Data under study:
________

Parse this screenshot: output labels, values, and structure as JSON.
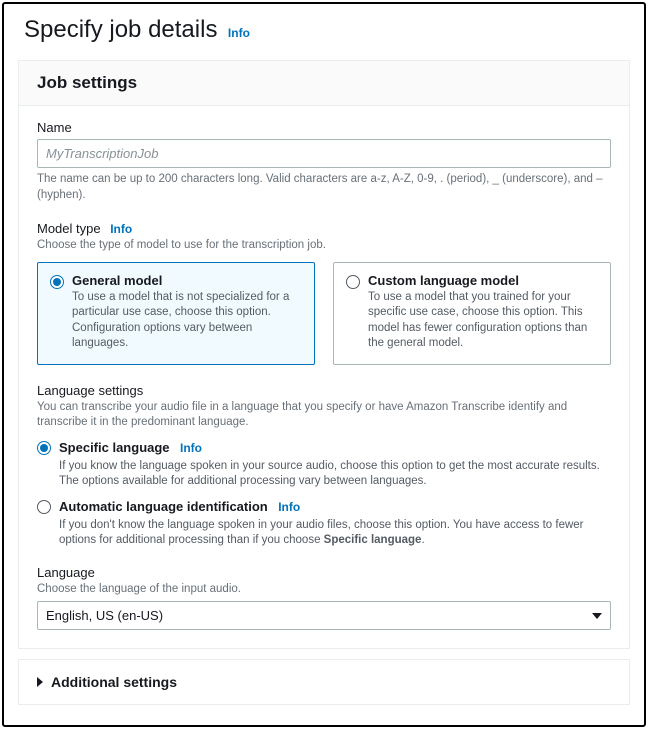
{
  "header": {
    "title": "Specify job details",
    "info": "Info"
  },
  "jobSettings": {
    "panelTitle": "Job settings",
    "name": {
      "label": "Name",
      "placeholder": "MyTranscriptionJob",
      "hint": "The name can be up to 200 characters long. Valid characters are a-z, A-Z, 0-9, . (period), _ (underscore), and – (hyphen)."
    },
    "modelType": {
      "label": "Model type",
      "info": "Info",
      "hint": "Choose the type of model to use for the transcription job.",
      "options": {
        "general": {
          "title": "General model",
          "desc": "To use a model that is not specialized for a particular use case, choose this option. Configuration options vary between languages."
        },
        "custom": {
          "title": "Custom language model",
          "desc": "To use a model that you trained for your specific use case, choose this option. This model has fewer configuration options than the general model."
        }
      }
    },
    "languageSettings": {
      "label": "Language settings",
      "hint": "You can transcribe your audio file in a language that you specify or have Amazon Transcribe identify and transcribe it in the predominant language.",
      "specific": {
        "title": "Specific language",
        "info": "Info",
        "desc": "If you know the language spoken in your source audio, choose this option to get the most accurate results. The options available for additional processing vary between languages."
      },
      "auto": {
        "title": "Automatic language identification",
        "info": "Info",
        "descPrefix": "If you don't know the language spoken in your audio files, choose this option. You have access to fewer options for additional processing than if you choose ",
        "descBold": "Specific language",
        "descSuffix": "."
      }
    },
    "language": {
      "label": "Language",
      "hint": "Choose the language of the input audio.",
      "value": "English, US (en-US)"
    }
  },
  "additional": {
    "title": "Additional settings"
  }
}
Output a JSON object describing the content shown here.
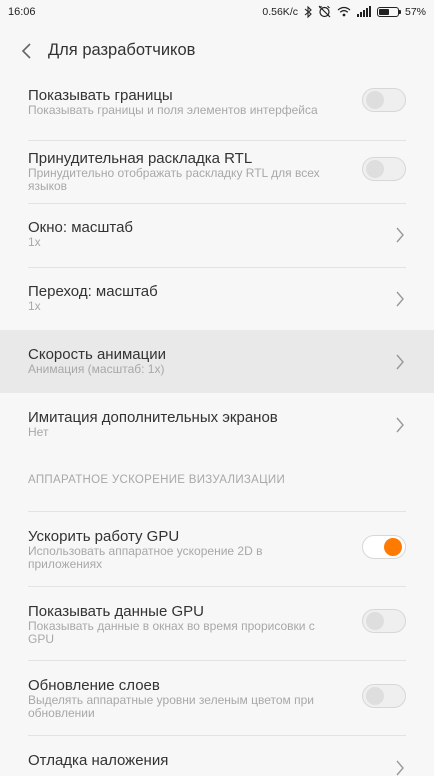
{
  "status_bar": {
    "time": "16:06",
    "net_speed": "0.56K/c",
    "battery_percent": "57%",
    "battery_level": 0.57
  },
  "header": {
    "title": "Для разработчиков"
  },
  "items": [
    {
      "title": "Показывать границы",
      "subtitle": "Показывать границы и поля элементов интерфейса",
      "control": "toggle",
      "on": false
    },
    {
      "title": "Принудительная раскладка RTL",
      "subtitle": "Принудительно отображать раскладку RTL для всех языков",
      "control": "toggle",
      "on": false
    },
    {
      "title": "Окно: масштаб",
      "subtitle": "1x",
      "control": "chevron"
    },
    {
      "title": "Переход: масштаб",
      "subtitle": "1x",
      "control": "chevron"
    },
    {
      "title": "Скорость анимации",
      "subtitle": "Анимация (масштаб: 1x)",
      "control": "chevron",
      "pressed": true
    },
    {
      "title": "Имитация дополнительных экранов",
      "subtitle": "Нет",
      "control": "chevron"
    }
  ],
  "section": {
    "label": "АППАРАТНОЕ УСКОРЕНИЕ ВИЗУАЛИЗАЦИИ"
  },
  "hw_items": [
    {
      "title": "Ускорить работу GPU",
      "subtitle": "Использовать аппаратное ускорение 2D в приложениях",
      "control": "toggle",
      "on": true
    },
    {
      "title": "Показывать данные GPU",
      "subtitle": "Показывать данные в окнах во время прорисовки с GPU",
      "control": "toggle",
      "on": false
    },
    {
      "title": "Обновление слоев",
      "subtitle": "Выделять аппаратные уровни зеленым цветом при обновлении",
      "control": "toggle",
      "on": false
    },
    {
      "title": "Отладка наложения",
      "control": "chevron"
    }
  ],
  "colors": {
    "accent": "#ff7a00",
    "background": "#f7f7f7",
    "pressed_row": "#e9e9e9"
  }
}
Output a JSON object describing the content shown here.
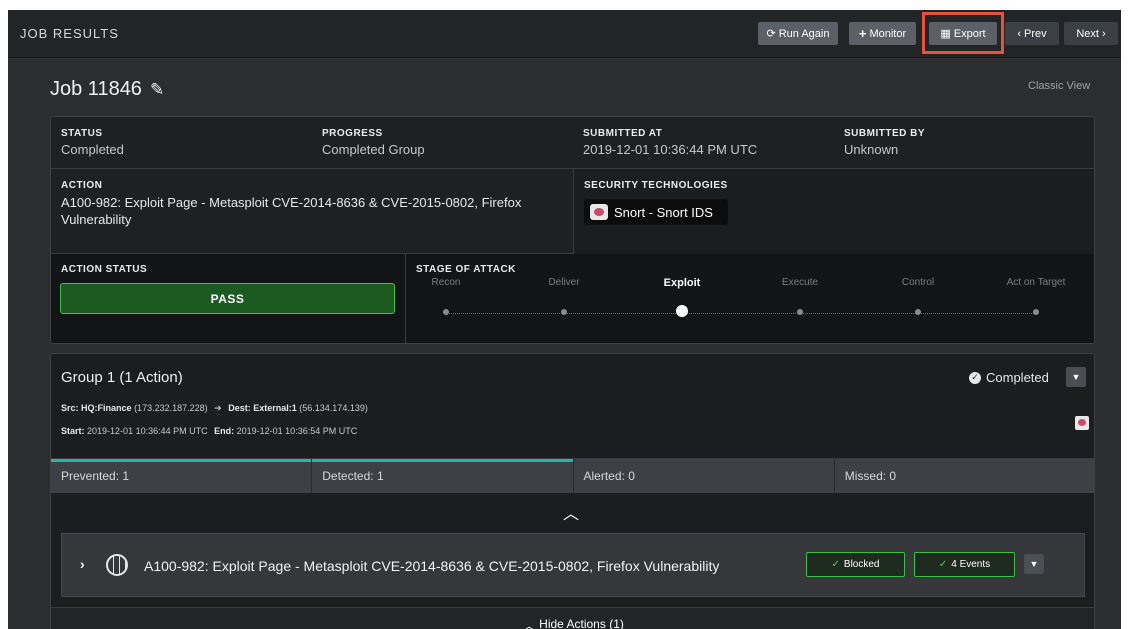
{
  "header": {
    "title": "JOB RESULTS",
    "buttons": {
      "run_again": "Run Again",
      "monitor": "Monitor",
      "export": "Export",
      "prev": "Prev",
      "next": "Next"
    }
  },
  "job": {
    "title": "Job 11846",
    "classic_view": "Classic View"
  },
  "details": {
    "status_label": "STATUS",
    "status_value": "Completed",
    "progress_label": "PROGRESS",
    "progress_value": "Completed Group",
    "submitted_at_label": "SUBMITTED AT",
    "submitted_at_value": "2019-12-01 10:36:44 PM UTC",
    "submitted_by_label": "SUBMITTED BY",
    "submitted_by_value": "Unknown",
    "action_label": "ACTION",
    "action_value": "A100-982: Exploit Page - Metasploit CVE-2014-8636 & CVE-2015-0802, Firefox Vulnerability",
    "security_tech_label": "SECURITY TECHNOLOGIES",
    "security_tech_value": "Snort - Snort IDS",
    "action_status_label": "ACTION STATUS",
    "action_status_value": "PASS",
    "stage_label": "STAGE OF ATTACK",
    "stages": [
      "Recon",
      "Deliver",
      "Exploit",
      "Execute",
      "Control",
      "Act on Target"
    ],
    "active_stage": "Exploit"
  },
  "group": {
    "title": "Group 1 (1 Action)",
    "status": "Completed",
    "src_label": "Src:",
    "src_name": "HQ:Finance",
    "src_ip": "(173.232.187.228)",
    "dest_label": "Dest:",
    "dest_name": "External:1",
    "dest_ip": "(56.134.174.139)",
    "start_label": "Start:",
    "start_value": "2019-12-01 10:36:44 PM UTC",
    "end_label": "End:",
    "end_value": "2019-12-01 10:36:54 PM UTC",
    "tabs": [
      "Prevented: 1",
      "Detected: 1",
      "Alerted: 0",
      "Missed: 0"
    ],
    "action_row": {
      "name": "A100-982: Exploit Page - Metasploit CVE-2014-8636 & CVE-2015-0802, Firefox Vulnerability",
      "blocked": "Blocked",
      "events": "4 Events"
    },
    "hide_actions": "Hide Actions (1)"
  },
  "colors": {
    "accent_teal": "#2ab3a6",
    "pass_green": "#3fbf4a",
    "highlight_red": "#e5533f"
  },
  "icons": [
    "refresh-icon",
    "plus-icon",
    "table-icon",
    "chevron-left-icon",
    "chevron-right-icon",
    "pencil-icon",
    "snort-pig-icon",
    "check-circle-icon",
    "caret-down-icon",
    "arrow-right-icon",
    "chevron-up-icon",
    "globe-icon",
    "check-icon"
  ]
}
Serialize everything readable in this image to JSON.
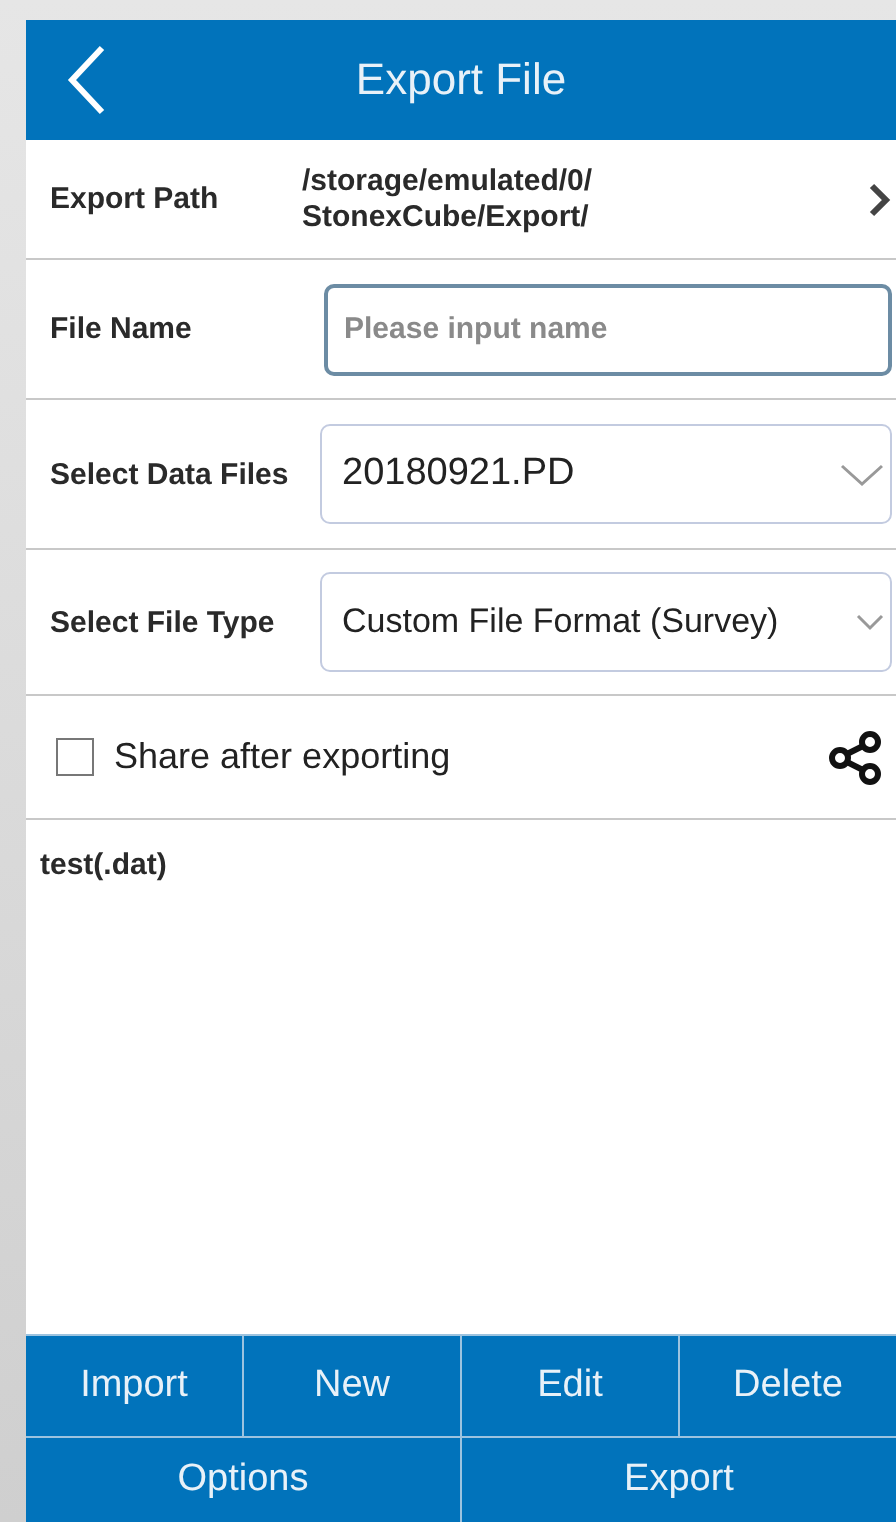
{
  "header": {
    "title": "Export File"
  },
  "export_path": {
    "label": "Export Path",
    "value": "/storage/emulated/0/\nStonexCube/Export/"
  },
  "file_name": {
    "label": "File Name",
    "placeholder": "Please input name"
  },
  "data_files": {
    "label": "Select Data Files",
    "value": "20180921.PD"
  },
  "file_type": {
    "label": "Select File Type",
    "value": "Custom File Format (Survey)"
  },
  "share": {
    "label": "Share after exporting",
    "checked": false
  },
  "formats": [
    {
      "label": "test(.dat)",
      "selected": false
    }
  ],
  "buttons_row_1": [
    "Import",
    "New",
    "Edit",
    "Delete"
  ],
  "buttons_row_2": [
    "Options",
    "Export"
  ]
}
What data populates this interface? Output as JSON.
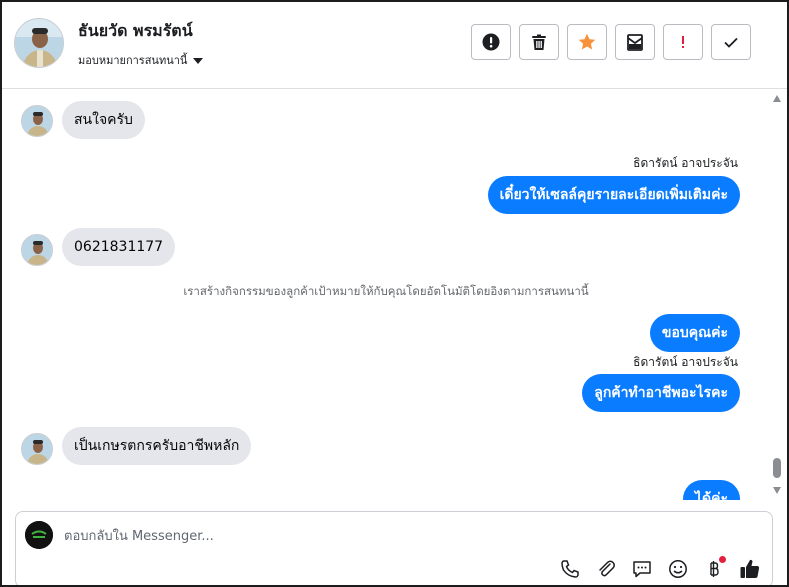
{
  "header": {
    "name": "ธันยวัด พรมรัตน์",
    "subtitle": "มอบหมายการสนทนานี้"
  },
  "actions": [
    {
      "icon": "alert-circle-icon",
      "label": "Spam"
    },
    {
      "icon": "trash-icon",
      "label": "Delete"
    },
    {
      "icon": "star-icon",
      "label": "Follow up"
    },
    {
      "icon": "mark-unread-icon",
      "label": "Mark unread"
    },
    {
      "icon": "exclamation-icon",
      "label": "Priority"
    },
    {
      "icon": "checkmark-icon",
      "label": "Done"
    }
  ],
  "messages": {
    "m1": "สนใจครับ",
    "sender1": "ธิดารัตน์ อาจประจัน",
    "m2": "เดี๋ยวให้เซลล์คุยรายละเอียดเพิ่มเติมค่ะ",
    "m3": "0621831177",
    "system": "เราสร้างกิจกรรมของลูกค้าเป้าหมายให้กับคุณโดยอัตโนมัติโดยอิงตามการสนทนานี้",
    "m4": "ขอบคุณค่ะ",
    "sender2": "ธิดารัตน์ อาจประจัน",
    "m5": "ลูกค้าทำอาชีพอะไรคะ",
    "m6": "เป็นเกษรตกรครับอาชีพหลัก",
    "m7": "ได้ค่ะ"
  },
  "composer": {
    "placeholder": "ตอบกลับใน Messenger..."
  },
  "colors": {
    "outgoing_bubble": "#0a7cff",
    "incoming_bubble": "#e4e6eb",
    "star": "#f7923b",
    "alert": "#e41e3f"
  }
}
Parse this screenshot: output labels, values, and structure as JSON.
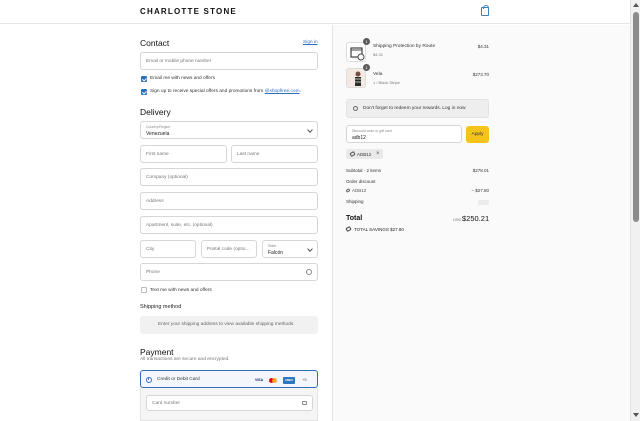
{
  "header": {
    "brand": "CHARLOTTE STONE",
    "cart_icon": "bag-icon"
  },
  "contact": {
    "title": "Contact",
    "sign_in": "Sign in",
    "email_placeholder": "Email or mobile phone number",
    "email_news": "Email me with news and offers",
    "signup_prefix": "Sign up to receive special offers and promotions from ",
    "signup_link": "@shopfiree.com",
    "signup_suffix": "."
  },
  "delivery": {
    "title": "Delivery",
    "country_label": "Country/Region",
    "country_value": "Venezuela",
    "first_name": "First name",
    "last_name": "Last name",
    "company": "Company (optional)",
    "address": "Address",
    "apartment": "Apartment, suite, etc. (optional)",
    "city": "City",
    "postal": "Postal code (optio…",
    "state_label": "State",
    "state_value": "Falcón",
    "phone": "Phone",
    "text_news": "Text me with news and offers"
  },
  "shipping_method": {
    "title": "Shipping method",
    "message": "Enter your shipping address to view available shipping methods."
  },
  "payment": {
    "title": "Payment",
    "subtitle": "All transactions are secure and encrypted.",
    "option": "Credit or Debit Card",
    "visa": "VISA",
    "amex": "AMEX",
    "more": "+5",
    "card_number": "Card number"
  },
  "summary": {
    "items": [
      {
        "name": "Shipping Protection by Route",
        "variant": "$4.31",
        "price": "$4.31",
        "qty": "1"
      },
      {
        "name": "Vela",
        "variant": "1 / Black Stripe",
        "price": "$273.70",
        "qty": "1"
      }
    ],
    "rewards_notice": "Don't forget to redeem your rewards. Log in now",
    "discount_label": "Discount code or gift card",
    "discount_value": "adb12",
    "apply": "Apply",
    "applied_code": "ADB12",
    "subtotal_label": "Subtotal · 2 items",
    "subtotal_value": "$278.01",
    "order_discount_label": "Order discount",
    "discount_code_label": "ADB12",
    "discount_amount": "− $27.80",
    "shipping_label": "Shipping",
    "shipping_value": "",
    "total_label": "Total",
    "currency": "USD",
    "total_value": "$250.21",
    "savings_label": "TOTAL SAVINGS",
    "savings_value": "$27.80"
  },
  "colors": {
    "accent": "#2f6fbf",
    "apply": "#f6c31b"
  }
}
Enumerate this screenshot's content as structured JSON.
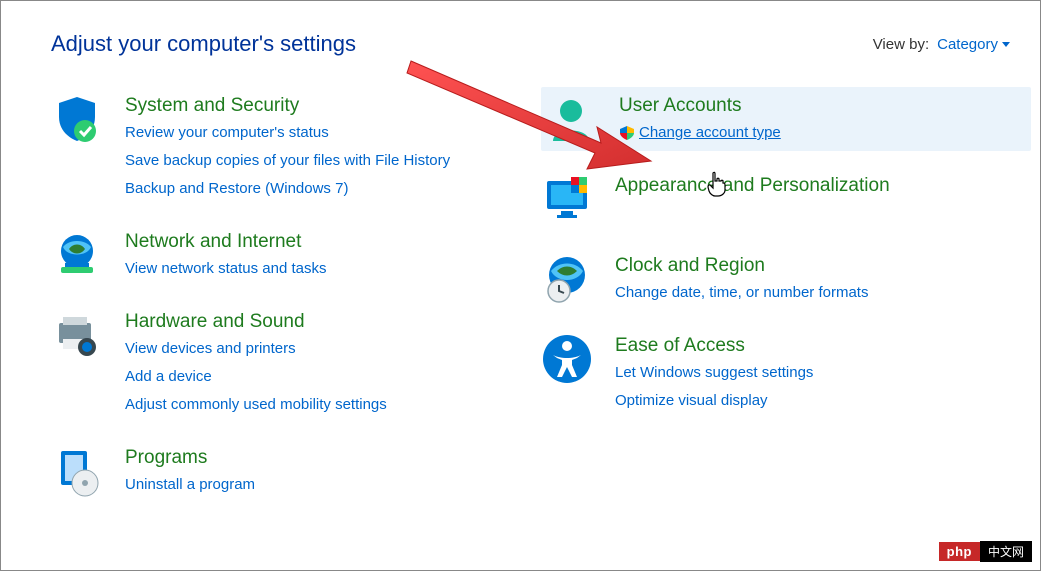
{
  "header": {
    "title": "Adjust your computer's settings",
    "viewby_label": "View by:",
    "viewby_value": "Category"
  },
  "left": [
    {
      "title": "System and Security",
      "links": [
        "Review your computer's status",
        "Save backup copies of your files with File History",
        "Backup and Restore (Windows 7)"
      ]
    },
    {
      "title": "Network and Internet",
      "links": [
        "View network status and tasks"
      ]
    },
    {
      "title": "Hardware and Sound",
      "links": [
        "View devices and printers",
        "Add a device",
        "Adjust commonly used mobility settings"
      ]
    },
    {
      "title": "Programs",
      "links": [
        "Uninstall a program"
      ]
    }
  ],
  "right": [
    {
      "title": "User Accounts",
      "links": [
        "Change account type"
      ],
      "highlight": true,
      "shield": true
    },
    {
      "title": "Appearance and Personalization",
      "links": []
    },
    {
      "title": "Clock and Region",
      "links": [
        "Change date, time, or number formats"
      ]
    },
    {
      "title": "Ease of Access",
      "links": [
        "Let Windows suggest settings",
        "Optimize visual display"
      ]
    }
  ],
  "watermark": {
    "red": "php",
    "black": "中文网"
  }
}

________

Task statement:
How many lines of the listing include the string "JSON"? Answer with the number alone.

Your solution:
7